WHAT YOU ARE ASKED TO DO: Each entry below should be output exactly, apart from its images.

EXERCISE DATA:
***
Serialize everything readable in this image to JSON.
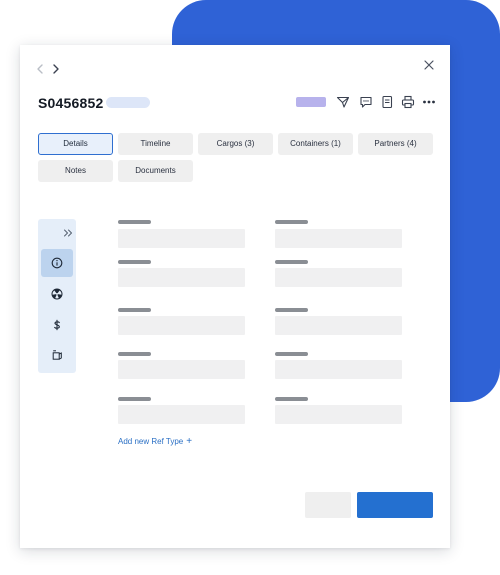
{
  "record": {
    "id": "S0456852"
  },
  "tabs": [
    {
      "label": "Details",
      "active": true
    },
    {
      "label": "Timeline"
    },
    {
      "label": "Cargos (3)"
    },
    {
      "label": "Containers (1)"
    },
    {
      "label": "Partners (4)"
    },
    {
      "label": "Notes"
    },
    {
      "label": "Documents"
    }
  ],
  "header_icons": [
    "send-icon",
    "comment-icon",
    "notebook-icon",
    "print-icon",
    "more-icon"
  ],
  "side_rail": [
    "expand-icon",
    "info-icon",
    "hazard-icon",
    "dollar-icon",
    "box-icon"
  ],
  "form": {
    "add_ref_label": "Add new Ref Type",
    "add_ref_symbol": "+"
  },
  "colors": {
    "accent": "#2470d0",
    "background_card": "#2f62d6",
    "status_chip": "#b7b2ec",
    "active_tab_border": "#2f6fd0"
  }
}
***
ANSWER FOR THE TASK:
Serialize everything readable in this image to JSON.
{
  "record": {
    "id": "S0456852"
  },
  "tabs": [
    {
      "label": "Details",
      "active": true
    },
    {
      "label": "Timeline"
    },
    {
      "label": "Cargos (3)"
    },
    {
      "label": "Containers (1)"
    },
    {
      "label": "Partners (4)"
    },
    {
      "label": "Notes"
    },
    {
      "label": "Documents"
    }
  ],
  "header_icons": [
    "send-icon",
    "comment-icon",
    "notebook-icon",
    "print-icon",
    "more-icon"
  ],
  "side_rail": [
    "expand-icon",
    "info-icon",
    "hazard-icon",
    "dollar-icon",
    "box-icon"
  ],
  "form": {
    "add_ref_label": "Add new Ref Type",
    "add_ref_symbol": "+"
  },
  "colors": {
    "accent": "#2470d0",
    "background_card": "#2f62d6",
    "status_chip": "#b7b2ec",
    "active_tab_border": "#2f6fd0"
  }
}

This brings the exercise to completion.